╭─ Source data

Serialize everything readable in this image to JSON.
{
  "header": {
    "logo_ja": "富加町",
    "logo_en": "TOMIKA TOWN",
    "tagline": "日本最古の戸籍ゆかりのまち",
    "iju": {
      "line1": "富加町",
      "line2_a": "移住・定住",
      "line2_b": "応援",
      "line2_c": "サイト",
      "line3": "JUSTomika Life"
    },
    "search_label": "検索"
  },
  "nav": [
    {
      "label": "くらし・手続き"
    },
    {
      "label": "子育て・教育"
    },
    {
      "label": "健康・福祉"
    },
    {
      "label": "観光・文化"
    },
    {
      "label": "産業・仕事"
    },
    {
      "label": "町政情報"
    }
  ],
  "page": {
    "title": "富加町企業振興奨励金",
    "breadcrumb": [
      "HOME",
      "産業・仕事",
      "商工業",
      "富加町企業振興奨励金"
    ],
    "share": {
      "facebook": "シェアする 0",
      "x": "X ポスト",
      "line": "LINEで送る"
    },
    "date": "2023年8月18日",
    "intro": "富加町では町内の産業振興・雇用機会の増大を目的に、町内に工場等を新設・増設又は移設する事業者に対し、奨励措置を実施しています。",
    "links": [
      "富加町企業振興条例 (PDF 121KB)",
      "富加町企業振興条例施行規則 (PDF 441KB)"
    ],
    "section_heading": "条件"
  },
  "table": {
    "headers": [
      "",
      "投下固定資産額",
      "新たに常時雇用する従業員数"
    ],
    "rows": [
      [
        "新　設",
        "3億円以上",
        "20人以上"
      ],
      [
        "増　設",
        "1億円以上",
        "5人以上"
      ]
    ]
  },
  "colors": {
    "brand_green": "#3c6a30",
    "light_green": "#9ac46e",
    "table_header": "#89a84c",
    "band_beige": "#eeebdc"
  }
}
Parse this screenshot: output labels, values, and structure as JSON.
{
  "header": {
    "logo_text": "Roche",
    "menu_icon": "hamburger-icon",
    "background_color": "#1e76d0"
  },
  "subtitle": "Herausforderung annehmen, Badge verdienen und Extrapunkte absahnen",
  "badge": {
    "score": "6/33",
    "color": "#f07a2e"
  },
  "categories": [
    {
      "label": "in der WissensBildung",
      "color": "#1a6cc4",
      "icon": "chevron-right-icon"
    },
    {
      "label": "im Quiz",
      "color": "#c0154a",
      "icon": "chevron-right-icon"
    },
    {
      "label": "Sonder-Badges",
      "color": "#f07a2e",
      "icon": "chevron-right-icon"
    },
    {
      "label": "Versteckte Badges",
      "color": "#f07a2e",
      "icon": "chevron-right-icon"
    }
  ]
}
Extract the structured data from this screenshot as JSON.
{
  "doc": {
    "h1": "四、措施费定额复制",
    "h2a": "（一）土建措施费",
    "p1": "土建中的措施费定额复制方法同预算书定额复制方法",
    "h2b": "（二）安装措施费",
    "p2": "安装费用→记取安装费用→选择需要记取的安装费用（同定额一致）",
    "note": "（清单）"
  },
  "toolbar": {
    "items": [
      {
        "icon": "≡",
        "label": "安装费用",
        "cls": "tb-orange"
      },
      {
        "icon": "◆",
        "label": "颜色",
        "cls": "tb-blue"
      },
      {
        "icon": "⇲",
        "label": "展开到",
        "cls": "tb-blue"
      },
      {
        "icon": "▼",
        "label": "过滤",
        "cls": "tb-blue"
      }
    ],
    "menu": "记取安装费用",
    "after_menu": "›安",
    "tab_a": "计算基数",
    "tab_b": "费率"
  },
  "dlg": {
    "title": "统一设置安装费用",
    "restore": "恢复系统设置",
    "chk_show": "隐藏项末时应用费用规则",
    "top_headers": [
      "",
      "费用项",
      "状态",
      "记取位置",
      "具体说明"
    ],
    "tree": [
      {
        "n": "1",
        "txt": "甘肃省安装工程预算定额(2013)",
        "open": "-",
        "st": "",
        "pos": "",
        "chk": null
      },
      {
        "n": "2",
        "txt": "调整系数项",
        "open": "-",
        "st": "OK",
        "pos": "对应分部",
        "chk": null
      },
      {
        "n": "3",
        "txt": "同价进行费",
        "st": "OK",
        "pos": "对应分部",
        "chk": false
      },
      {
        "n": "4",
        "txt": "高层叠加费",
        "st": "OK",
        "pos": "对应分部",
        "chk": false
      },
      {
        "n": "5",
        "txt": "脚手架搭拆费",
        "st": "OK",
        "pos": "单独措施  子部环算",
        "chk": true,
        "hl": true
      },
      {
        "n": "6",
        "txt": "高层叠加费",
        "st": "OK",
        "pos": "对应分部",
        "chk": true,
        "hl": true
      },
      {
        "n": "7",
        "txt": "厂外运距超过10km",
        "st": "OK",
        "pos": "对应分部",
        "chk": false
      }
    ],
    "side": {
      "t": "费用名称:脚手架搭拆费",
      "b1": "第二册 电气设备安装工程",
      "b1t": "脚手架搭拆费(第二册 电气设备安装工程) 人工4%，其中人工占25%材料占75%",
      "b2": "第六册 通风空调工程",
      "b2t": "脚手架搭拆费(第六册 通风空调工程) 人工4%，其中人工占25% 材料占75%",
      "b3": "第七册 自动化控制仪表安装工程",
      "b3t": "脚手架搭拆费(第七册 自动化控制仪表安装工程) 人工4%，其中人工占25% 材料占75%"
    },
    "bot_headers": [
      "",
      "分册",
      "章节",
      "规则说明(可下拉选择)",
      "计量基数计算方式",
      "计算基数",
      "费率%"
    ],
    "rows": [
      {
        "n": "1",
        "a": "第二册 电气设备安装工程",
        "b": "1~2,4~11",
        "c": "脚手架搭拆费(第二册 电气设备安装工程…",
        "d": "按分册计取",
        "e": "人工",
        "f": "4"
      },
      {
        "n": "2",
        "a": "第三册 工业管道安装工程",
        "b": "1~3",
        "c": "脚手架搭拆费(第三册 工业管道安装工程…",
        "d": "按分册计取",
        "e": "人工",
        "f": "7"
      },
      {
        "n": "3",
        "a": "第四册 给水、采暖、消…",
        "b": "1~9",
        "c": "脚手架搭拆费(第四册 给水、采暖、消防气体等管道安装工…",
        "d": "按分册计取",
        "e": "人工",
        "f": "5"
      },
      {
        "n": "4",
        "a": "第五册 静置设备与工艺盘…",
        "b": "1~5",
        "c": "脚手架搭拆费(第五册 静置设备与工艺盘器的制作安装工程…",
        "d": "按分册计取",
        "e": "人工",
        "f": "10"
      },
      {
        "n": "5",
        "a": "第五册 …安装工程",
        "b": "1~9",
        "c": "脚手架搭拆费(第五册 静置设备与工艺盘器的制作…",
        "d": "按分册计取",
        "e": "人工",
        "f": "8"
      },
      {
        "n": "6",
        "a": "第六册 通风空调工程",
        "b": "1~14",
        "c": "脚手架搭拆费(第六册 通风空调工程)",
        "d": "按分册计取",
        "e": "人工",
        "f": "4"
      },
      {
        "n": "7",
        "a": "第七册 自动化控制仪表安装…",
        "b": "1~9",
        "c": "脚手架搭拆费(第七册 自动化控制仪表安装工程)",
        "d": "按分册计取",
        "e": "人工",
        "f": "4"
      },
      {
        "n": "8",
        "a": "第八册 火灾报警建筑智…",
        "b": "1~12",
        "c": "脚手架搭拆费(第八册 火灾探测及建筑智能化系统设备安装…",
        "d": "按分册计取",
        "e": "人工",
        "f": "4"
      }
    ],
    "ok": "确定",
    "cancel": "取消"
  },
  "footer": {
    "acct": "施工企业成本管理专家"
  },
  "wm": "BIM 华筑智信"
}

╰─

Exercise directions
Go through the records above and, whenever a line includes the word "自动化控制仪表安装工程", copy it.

Answer section
      "b3": "第七册 自动化控制仪表安装工程",
      "b3t": "脚手架搭拆费(第七册 自动化控制仪表安装工程) 人工4%，其中人工占25% 材料占75%"
        "c": "脚手架搭拆费(第七册 自动化控制仪表安装工程)",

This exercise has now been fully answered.